Mayors, bankers, lawyers, promi
nent government, atate and county
officials, prominent business and pro
fessional men and Ministers of the
Gospel hae endorsed Tanlae. Berea
LOCAL POST VOTES ON BONUS
The following thowt the Tesult of
the balloting of the members of the
Berea Post of the American Legion
on tha proposed bonus in the State
Questions Submitted to Membership
By the State Executive
1. Do you favor asking the Gen
eral Assembly of Kentucky to pro
vide for the payment of a cash bonus
to able bodied ex-service persons.
YES 13. NO 19.
2. Do you favor Federal Legisla
tion providing a bonus. YES S3.
3. Do you favor restricting bene
fits of legislation to disabled men.
YES 22. NO 9.
4. Do you favor the following
Resolved. That the American Le
gion standing for principle and the
just rights of ex-service persons, real
ising that the National Government
it about to recognise its obligation!
have been the bedrock of every successful career- Thrift
A Dog Banks the
Bones He Does Not Need
He prepares for the future but man
not only saves for the future but in
vests his savings where he is assured
of SAFETY and PROFITABLE IN
TEREST. The man who waited to save never
got there. He had only regrets
instead of money in the bank.
HENCE YOU SEE THE
4V1SDOM OF OPENING
AN ACCOUNT NOW.
ONE DOLLAR IS ALL IT
Berea Bank C& Trust Co.
CANFIELD BUS LINE
Lv. Berea Lv. Richmond Lv. Berea Lv. Rich stood
6:15 a. m 7:00 a. m. 10:45 a rc 1:30 p.m.

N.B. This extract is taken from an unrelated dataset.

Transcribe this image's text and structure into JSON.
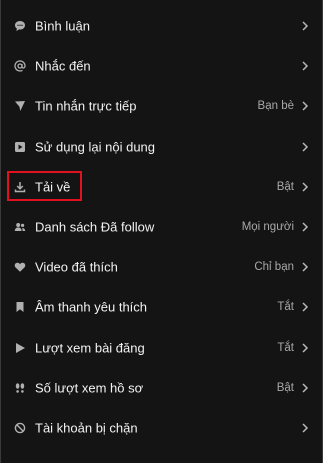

8:00 a.m. 10:00 a.m. 2:45 p. m 8:00 p.m.
Fare one way, 75 centa
Ask your Grocer for Chester Bread Made by New System Bakery
The Home Made Kind
IS BEST FOR YOU
i M Dakta
i Mis Pic
i Mia Ftttry
Take a needed rest while we do your
baking for you. "Home Made" means
a lot when applied to our bakery goods.
For special orders phone 199
NEW SYSTEM BAKERY
Bert Howe, Manager Berea, Kentucky
LILY WHITE FLOUR
Better than ever. It bakes everything
KENTUCKY CORN MEAL
Best on the market. Always iresh. Sold at reasonable
prices and guaranteed by all grocers
MANUFACTURED AT HOME
Berea Milling Company
BEREA PRESSING CLUB
Best equipment and service at lowest cost Pressing,
cleaning, dry-cleaning, and repairing. Old clothes made new.
Jack Chastain, tailor, Herbert H. Todd, presser. All work
guaranteed. Located on Short Street, Berea, Ky.
S. C. WHITE, Manager
For Better Coal, Good
Service, Clean Timothy
Hay, Clover Hay, Sugar
Horse Feed, Dairy Feed ,
J. W. STEPHENS
to them by patting the American'
Legion Adjusted Compensation Bill,
and that our State is in dire stress
and suffering from eftessive burdens
and taxation, and, not only owes no
duty to compensate ex-service per
sons, but ia unable to pay anything
to ax-service persons at a gratuity,
and for thtta reasons it rtfutei to
ask tha Central Assembly of Ksntuc.
ky to past a law providing a caah
gift to able bodied ex-tervice per
sons. YES 22. NO 9.
Question submitted by order of
the State Executive Committe.
People who bat been helped by
Tanlae are alwaya anxious and will
ing to toll others about It Beraa